“I want you to grow up to be leaders, whether in church…or as President of the United States”—Maria Arias Evans, Principal, Washington Elementary School
Located in one of the poorest neighborhoods in the San Jose Unified School District, Washington Elementary School serves a community that struggles daily with undocumented status, drugs, gangs, prostitution, and other crimes. With a student population of 500 in grades K to 5, 95% of the children are Latino, 95% receive free or reduced lunch, and 75% are English Language Learners.
Despite what may first appear as overwhelming educational challenges, over the years school administrators and teachers have championed parent and community involvement, and have made tremendous headway in creating more positive and hopeful futures for many of the school’s first-generation Americans. In fact, last year Washington Elementary moved from the lowest possible State of California ranking among schools with similar demographics and characteristics (a score of 1) to a 10!
Thanks to a connection with Barry and Jackie Posner through Santa Clara University’s Leavey School of Business community engagement initiative, school principal Maria Arias Evans is now a wonderful exemplar of The Five Practices of Exemplary Leadership®. “How lucky I was to meet Jackie last year,” Maria says. “She has opened so many doors for the children of Washington Elementary.” And after receiving a copy of Barry and Jim Kouzes’ book, The Truth About Leadership, Maria continued, “I noted that its 10 chapters made 10 great monthly themes for the school calendar and have proceeded to work with students, teachers, and parents on how to increase the leadership potential of our school community.”
All Washington Elementary staff and teachers have now read the book and use one new “Truth” each month to guide lesson-planning. Working together they are translating each of the 10 truths into a meaningful statement for both students and the greater community. For instance, they have translated Truth #1—You Make a Difference—into A Can-Do Attitude. They talked about this concept with the kids, creating contests, writing projects, and other activities that helped demonstrate what a “Can-Do Attitude” means to them.

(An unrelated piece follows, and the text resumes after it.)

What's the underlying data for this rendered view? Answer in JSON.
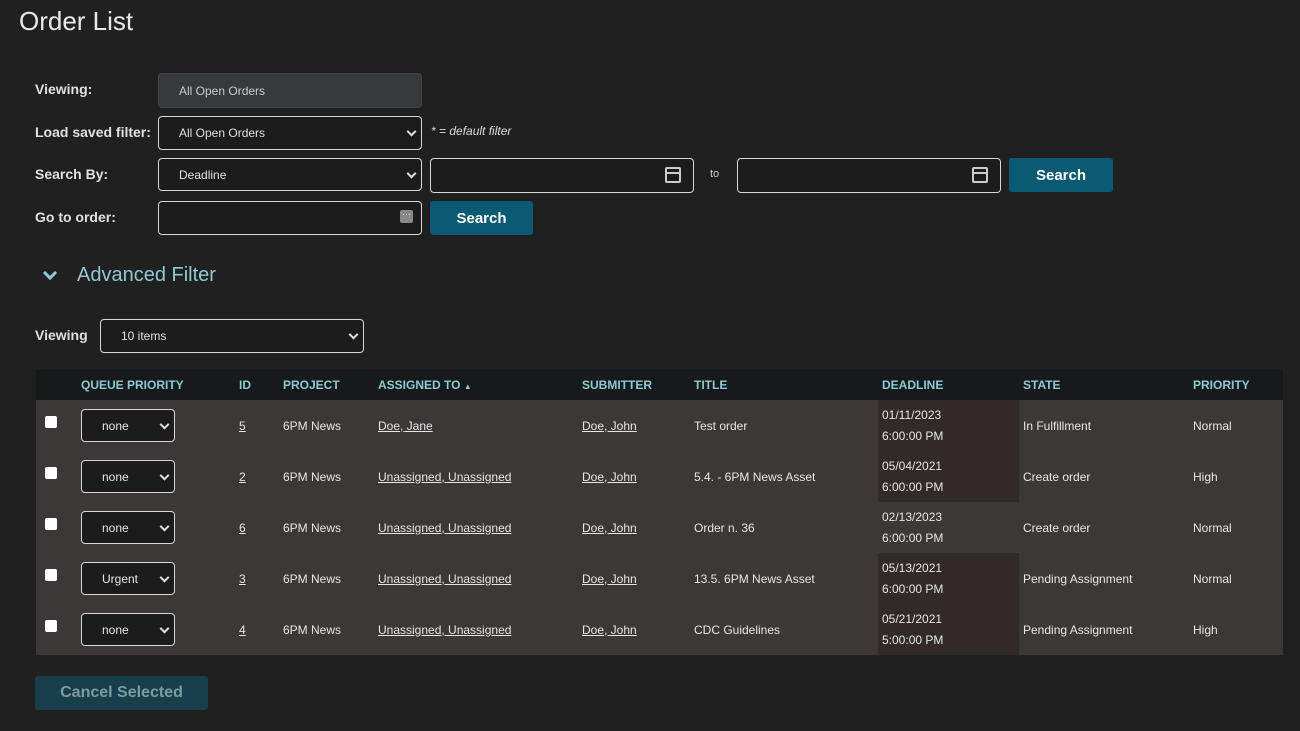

Dedicated Washington Elementary volunteer Brian O’Halloran is another strong advocate of The Five Practices. A semi-retired senior executive with a major construction firm based in the community, Brian attended a Leadership Challenge program many years ago which he now draws upon in his volunteer work with both students and parents. He currently hosts a leadership club for about 50 fifth-grade boys, and a similar leadership club for fifth-grade girls. In addition, he recently started a leadership training program for parents—mostly non-English speakers, with grade school-only educations.
And this past April, Barry was the featured guest at the school-wide assembly held to help motivate students in advance of their standardized testing period. Greeted by posters and cheers, Barry opened his presentation with an inspiring story culled from The Truth About Leadership: the story of Melissa Poe that clearly demonstrates how an elementary school student can make a difference. After fielding questions, Oprah-style, from Maria and a number of students (including a discussion on how exactly one writes a book), the focus shifted to acknowledging a student from each class who had demonstrated a Can-Do Attitude—for the extra time they have put into preparing for their upcoming tests. Special recognition also was given to a wide variety of special-interest clubs supported by the school, which give every student the opportunity to make a difference.
As Jackie Posner observed, “While The Five Practices of Exemplary Leadership® was initially developed with and for the corporate sector, it certainly is inspiring to see how this powerful leadership model now is inspiring and driving an entire community to develop our next generation of great leaders.”
Marisa Holland Kelley is an Associate Editor for The Leadership Challenge® brand, focusing on training and assessment products, web content, and community programming.